In the records below, find every line that contains "username" and list it.

------

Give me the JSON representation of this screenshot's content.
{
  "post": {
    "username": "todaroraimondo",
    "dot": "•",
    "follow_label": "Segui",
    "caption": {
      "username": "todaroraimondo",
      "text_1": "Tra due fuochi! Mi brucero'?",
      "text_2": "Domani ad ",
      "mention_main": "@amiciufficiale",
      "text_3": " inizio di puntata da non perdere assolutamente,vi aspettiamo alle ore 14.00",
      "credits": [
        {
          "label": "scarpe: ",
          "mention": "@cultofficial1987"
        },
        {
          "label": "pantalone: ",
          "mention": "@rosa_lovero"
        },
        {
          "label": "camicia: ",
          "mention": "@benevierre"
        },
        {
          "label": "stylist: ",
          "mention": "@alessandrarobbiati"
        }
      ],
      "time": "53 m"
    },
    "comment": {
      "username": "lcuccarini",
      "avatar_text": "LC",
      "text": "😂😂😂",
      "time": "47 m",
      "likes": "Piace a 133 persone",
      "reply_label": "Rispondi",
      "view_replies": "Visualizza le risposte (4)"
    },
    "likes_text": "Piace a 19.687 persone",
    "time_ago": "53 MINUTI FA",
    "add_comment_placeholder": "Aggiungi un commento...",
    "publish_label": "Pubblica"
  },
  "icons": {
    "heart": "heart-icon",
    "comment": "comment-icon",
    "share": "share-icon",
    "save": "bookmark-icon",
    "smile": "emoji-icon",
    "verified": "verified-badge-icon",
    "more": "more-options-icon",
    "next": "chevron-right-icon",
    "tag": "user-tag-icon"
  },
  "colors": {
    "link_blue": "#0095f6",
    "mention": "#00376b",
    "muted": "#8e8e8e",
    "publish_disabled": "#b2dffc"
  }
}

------

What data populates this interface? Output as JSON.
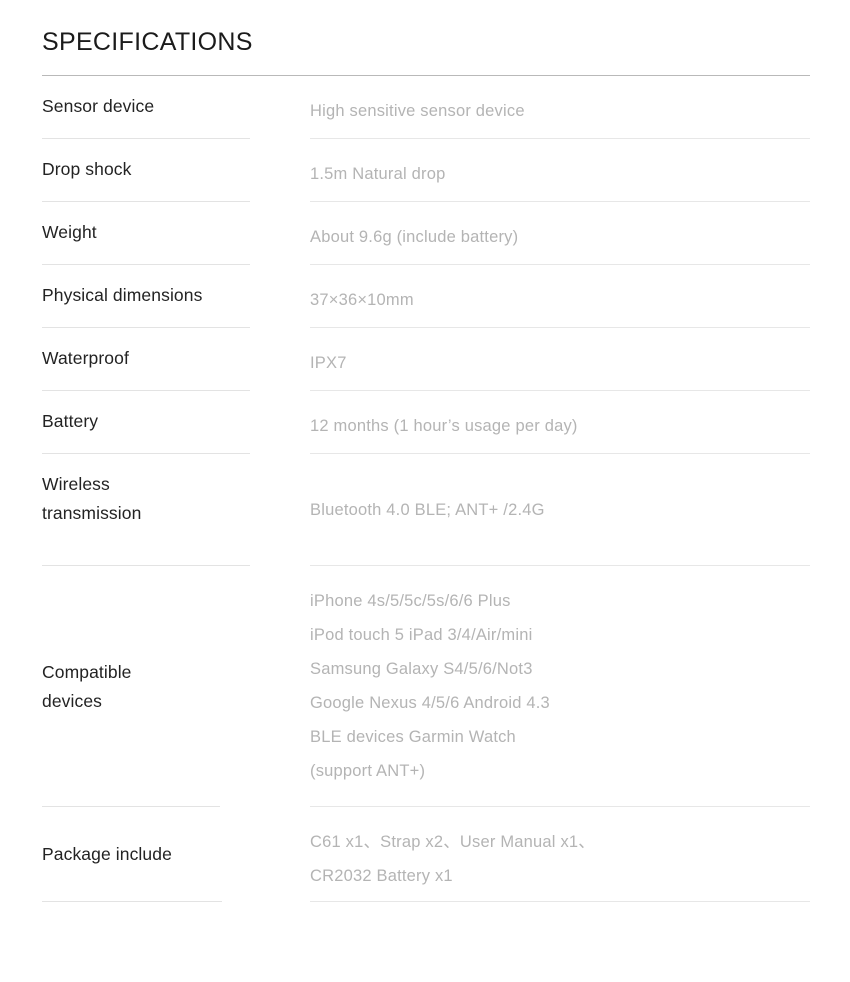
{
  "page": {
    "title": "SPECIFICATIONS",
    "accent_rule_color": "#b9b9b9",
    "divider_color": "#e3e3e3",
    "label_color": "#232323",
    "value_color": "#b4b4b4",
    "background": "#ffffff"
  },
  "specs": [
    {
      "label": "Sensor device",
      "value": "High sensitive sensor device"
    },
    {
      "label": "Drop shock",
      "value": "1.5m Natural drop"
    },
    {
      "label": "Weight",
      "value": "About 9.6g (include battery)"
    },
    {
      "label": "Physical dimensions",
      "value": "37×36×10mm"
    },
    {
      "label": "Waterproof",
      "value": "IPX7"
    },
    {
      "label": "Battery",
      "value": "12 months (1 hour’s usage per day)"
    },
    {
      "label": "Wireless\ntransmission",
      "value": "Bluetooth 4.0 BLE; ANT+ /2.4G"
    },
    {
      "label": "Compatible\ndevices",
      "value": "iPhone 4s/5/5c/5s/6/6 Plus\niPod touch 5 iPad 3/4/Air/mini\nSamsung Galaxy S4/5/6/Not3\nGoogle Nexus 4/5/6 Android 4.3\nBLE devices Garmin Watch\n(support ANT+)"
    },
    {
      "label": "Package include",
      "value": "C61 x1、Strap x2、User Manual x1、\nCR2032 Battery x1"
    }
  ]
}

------

§ **OUTPUT**:
    "username": "todaroraimondo",
      "username": "todaroraimondo",
      "username": "lcuccarini",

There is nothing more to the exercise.